• Electronic Signatures - With the advent of the new hybrid work paradigm, the use of electronic signatures has skyrocketed. We foresee this trend becoming ubiquitous shortly.
• Litigation Management - As the number of corporate litigation increases, there will be a greater need for a centralised system to handle all legal matters for a company.
• Compliance & Entity Management: Rapid growth is anticipated in this industry as a result of recent regulatory changes.
• Artificial intelligence/machine learning with blockchain: smart contracts may reach their apex this year.
• Legal Research - Automated and Assisted Search of Legal Precedents, Lawyer Briefs, Decisions, and More. In the future, AI and ML will be used in a growing number of contexts, such as document analysis, reporting, personalization, and so on.
• Cybersecurity - With a high need for secure SaaSimplementations, innovations in this field are expected to accelerate.
• Today's legal departments are expected to align with business objectives, provide value, and enhance the customer service they deliver. We hope that the legal department will become more of a value generator and less of a drain on resources shortly. Customers will be the ones to push businesses to make this change, as they want more and more from companies.
• Over the next two years, we expect this development to expand to allied domains with blockchain-based AI/ML solutions in data analytics, automated documents, and other areas. The Alternative Legal Service Provider Model has already taken root in India as a consequence of these shifts. More and more law firms are expected to outsource administrative tasks like accounting to ALSPs during the next several months. Legal practices will benefit as they will have more time to devote to serving their clients' needs.
Meet the Game-changers

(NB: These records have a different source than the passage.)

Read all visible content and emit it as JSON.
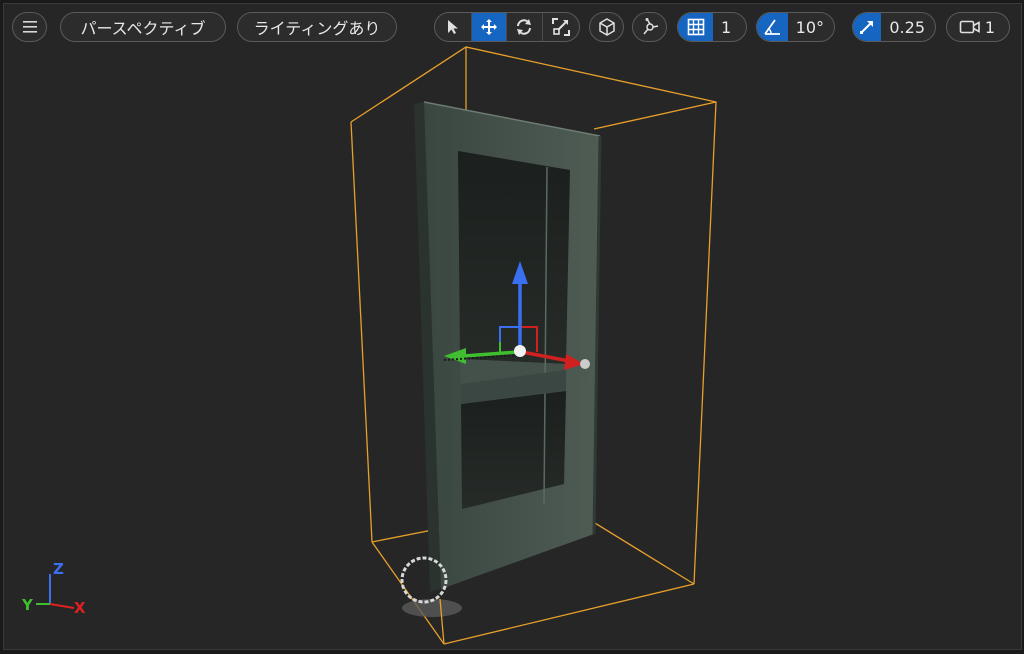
{
  "toolbar": {
    "menu_icon": "hamburger-menu-icon",
    "view_mode_label": "パースペクティブ",
    "lighting_mode_label": "ライティングあり",
    "tools": [
      {
        "name": "select-tool",
        "icon": "cursor-arrow-icon",
        "active": false
      },
      {
        "name": "translate-tool",
        "icon": "move-arrows-icon",
        "active": true
      },
      {
        "name": "rotate-tool",
        "icon": "rotate-icon",
        "active": false
      },
      {
        "name": "scale-tool",
        "icon": "scale-icon",
        "active": false
      }
    ],
    "world_local_icon": "world-space-icon",
    "surface_snap_icon": "surface-snap-icon",
    "grid_snap_value": "1",
    "rotation_snap_value": "10°",
    "scale_snap_value": "0.25",
    "camera_speed_value": "1"
  },
  "axis_indicator": {
    "x_label": "X",
    "y_label": "Y",
    "z_label": "Z",
    "x_color": "#e02020",
    "y_color": "#3fbf2f",
    "z_color": "#3a6ff0"
  },
  "colors": {
    "active_toggle": "#1665c0",
    "selection_bounds": "#e8a02a",
    "viewport_background": "#262626"
  }
}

These game-changers have the potential to alter the playing field since they need a concomitantly enabling transformation in the environment. This transition will be made possible by Legaltech 3.0, which includes fully automated legal processes backed by AI/ML, blockchain, and digital applications. In addition, there have been many more developments, like as:
• The Cloud is on the rise; thanks to its reliability and the fact that it can be accessed from anywhere, "The Cloud" is destined to become the norm in the coming years.
• Heightened Interest from Financial Backers Without the support of financial backers, no ecosystem can survive and thrive. This is no longer the case since several legal technology startups have recently obtained funding. Because of this interest, we may anticipate the most incredible change right now.
• The third enabler, "Attorney 2.0," is revolutionising the dialogue between clients and lawyers. Clients and other stakeholders will increasingly use existing tech-enabled interaction strategies with legal service providers.
There is an opportunity for significant alterations not only between the years 2022 and 2023 but also in the years to follow. The ecosystem as a whole is going to be rethought by placing an emphasis on enablers and modifying the expectations of consumers. At the business level, the current tendency is toward greater integration of stakeholders, processes, and technological components. As a result, those with a stake in the Indian legal technology industry need to move rapidly.